The lack of head coaching diversity is not only evident at Marquette, but also throughout the BIG EAST as a whole. Securing a head coaching position as a person of color has been especially hard. Marquette is one of five schools in the conference with no Black head coaches. The other four schools are Creighton, Xavier, Villanova, and UCONN.

Among these five schools there are 88 athletic programs, none of which have a black head coach. In a Women’s Basketball Coaches Association webinar hosted by ESPN’s LaChina Robinson on Aug. 20, Providence men’s basketball head coach Ed Cooley talked about his journey prior to his coaching days.

“I’ve had a lot of practice being one of very few minorities in situations. I went to college where I was one of maybe three or four in the college for a two-year period and I knew I was different,” Cooley said. “Coming out of the inner city I just wasn’t there yet. I still was very urban and I had my own biases, and I had my own insecurities.”

After college, Cooley worked his way up to a head coaching position at Fairfield University, but it was difficult due to the color of his skin.

“I had a really good training ground with coach (Al) Skinner, as we were the first black coaching staff at Boston College, so I saw what coach did,” Cooley said. “I am someone who learned by looking, listening and not saying a word. I saw what he did and I said, ‘You know what, I can do that.'”

Cooley also shared a story about his time at Boston College that showed the type of prejudice coaches of color faced. Cooley and other coaches of color were walking around Chapel Hill and as they walked by residences, they could hear the sound of doors locking.

Despite not having a diverse head coaching staff, Marquette has been able to hire a wide range of assistant coaches that have brought a lot of new knowledge into their respective programs.

“The assistant coaches tend to come from all over and they come with a variety of tremendous experiences,” Scholl said. “We really have an opportunity where we make those hires to get people with some really exciting backgrounds who can provide not just a diversity of viewpoints to our student-athletes, but also to our head coaches.”

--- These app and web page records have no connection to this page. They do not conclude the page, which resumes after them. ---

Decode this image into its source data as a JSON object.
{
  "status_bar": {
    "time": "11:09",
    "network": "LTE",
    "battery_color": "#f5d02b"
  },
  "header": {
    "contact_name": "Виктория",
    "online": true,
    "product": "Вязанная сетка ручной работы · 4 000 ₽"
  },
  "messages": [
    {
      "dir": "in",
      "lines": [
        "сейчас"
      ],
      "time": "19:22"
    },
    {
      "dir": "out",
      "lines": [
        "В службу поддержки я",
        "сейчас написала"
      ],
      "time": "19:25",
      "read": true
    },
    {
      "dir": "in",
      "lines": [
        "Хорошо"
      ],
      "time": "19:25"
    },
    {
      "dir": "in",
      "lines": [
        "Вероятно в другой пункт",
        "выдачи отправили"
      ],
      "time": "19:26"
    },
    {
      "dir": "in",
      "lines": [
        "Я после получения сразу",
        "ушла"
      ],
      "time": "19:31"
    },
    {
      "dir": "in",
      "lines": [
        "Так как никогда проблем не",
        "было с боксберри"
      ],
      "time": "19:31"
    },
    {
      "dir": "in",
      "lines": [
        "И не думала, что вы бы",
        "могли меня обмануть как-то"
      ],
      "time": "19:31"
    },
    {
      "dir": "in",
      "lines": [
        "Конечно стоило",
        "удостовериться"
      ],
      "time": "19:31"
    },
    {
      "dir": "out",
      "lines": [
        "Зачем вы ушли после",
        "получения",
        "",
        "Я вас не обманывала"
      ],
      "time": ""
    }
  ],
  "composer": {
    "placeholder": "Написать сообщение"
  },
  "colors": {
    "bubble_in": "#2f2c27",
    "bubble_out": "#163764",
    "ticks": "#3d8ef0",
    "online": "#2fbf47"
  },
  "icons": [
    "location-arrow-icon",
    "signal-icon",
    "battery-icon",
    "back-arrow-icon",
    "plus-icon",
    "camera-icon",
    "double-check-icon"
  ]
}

The hiring process starts with the pool of candidates. In order to have a diverse head coaching staff, the pool of candidates has to vary. There is more success in some searches as opposed to others, but Scholl has been comfortable with the personnel that they have hired so far.

Some of the candidate pools are harder to balance due to the level of diversity in the specific sport. For example, sports like lacrosse do not have nearly as many options as a sport like basketball. This is due to the fact that lacrosse has a much less diverse player pool than basketball. Often times former players become coaches, and therefore head coaching candidates often represent the demographics of their respective sport. It is important to have a process in place in order to try and create the ideal search pool.

As issues regarding racial justice and equality have become more prevalent throughout sports, the NCAA, and even the BIG EAST itself, Scholl said he will be looking to further diversify the head coaching staff in the future.

“We have to do better,” Scholl said. “If openings present themselves, which they inevitably do over time, we do need to work harder and be better. And yes, I would love to see, someday, a more diverse head coaching staff at Marquette.”

This story was written by Nick Galle. He can be reached at nicholas.galle@marquette.edu or on Twitter @thenickgalle